Your goals have two components: what you want to achieve, and the amount of money you need to achieve them.
“Be specific,” Lopez says. “Saying you want to retire at 60 is too broad. It’s more effective to specify the amount of money you need in the bank to reach that goal.”
That specificity makes it easier to determine what steps you need to take to reach your financial goals—and for how long. Say you’re behind in your retirement savings. With 10 years until you hope to retire, you want to add $100,000 to your retirement savings. That means you have to set aside $1,000 a month for 10 years.
Set your priorities
When you have defined your financial goals, including how much money you need to reach each one and the time in which you’d like to achieve them, you can determine which goals get top priority.
“Your goals are competing for limited resources—your money—so you have to think about which to save for first,” Lopez says.
At the top of your list should be basic financial preparedness, including establishing an emergency fund, paying down high-interest debt and saving for retirement or healthcare-related expenses. You also might want to make a plan to handle post-retirement healthcare expenses. For instance, you may want to draw up an estimated budget for retirement healthcare costs, or consider purchasing long-term care insurance coverage before you retire. Contributing to a child’s or grandchild’s college savings fund can go farther down the list.
Make it automatic
“Pay yourself first” by automating your savings. For example, if you’re eligible, you’re probably already contributing to your workplace retirement plan, which automatically deducts your retirement savings from your paycheck. (It’s a good idea to contribute at least enough to qualify for any employer matching funds.)
And people who are 50 and older can add to their retirement savings with catch-up contributions.

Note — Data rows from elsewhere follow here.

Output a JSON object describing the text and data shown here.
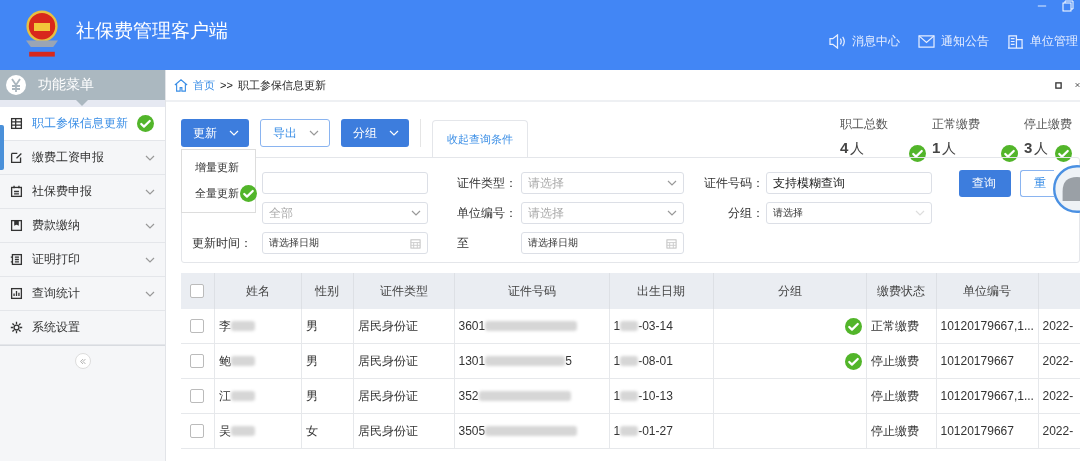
{
  "app": {
    "title": "社保费管理客户端"
  },
  "header_links": [
    {
      "kind": "speaker",
      "label": "消息中心"
    },
    {
      "kind": "mail",
      "label": "通知公告"
    },
    {
      "kind": "building",
      "label": "单位管理"
    }
  ],
  "sidebar": {
    "title": "功能菜单",
    "items": [
      {
        "label": "职工参保信息更新",
        "kind": "table",
        "selected": true,
        "expandable": false,
        "annotated": true
      },
      {
        "label": "缴费工资申报",
        "kind": "edit",
        "selected": false,
        "expandable": true,
        "annotated": false
      },
      {
        "label": "社保费申报",
        "kind": "clipboard",
        "selected": false,
        "expandable": true,
        "annotated": false
      },
      {
        "label": "费款缴纳",
        "kind": "book",
        "selected": false,
        "expandable": true,
        "annotated": false
      },
      {
        "label": "证明打印",
        "kind": "list",
        "selected": false,
        "expandable": true,
        "annotated": false
      },
      {
        "label": "查询统计",
        "kind": "chart",
        "selected": false,
        "expandable": true,
        "annotated": false
      },
      {
        "label": "系统设置",
        "kind": "gear",
        "selected": false,
        "expandable": false,
        "annotated": false
      }
    ]
  },
  "breadcrumb": {
    "home": "首页",
    "separator": ">>",
    "current": "职工参保信息更新"
  },
  "toolbar": {
    "buttons": [
      {
        "label": "更新",
        "kind": "primary"
      },
      {
        "label": "导出",
        "kind": "outline"
      },
      {
        "label": "分组",
        "kind": "primary"
      }
    ],
    "toggle_tab": "收起查询条件"
  },
  "update_menu": {
    "items": [
      {
        "label": "增量更新",
        "annotated": false
      },
      {
        "label": "全量更新",
        "annotated": true
      }
    ]
  },
  "stats": [
    {
      "label": "职工总数",
      "number": "4",
      "unit": "人",
      "annotated": true
    },
    {
      "label": "正常缴费",
      "number": "1",
      "unit": "人",
      "annotated": true
    },
    {
      "label": "停止缴费",
      "number": "3",
      "unit": "人",
      "annotated": true
    }
  ],
  "filters": [
    {
      "kind": "input"
    },
    {
      "label": "证件类型：",
      "kind": "select",
      "placeholder": "请选择"
    },
    {
      "label": "证件号码：",
      "kind": "input",
      "value": "支持模糊查询"
    },
    {
      "kind": "select",
      "placeholder": "全部"
    },
    {
      "label": "单位编号：",
      "kind": "select",
      "placeholder": "请选择"
    },
    {
      "label": "分组：",
      "kind": "select",
      "placeholder": "请选择",
      "disabled": true
    },
    {
      "label": "更新时间：",
      "kind": "date",
      "placeholder": "请选择日期"
    },
    {
      "label": "至",
      "kind": "date",
      "placeholder": "请选择日期"
    }
  ],
  "query_buttons": [
    {
      "label": "查询",
      "kind": "primary"
    },
    {
      "label": "重",
      "kind": "outline"
    }
  ],
  "table": {
    "all_checked": false,
    "columns": [
      "姓名",
      "性别",
      "证件类型",
      "证件号码",
      "出生日期",
      "分组",
      "缴费状态",
      "单位编号"
    ],
    "rows": [
      {
        "checked": false,
        "name": "李",
        "gender": "男",
        "id_type": "居民身份证",
        "id_number": "3601",
        "birth_prefix": "1",
        "birth": "-03-14",
        "group_annotated": true,
        "status": "正常缴费",
        "unit": "10120179667,1...",
        "column_10": "2022-"
      },
      {
        "checked": false,
        "name": "鲍",
        "gender": "男",
        "id_type": "居民身份证",
        "id_number": "1301",
        "id_tail": "5",
        "birth_prefix": "1",
        "birth": "-08-01",
        "group_annotated": true,
        "status": "停止缴费",
        "unit": "10120179667",
        "column_10": "2022-"
      },
      {
        "checked": false,
        "name": "江",
        "gender": "男",
        "id_type": "居民身份证",
        "id_number": "352",
        "birth_prefix": "1",
        "birth": "-10-13",
        "group_annotated": false,
        "status": "停止缴费",
        "unit": "10120179667,1...",
        "column_10": "2022-"
      },
      {
        "checked": false,
        "name": "吴",
        "gender": "女",
        "id_type": "居民身份证",
        "id_number": "3505",
        "birth_prefix": "1",
        "birth": "-01-27",
        "group_annotated": false,
        "status": "停止缴费",
        "unit": "10120179667",
        "column_10": "2022-"
      }
    ]
  }
}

These allow you to contribute an additional $5,500 to 401(k) plans, and $1,000 to traditional and Roth IRAs.
Schedule an annual review
Evaluate your goals each year to adjust for any changes such as a remarriage, or a decision to stay in the workforce longer. It’s smart to review your portfolio’s asset allocation its mixture of stocks, bonds and cash investments with your SunTrust advisor at least once a year. Doing so can help determine whether you need to re-allocate your portfolio to better fit your retirement age and financial goals.
This content is general in nature and does not constitute legal, tax, accounting, financial or investment advice. You are encouraged to consult with competent legal, tax, accounting, financial or investment professionals based on your specific circumstances. We do not make any warranties as to accuracy or completeness of this information, do not endorse any third-party companies, products, or services described here, and take no liability for your use of this information.
Welcome to the latest generational Catch-22: older parents for whom money matters are a taboo topic, surrounded by their adult children who balk at broaching the topic for fear of appearing to be more concerned about the money than the parent’s well-being.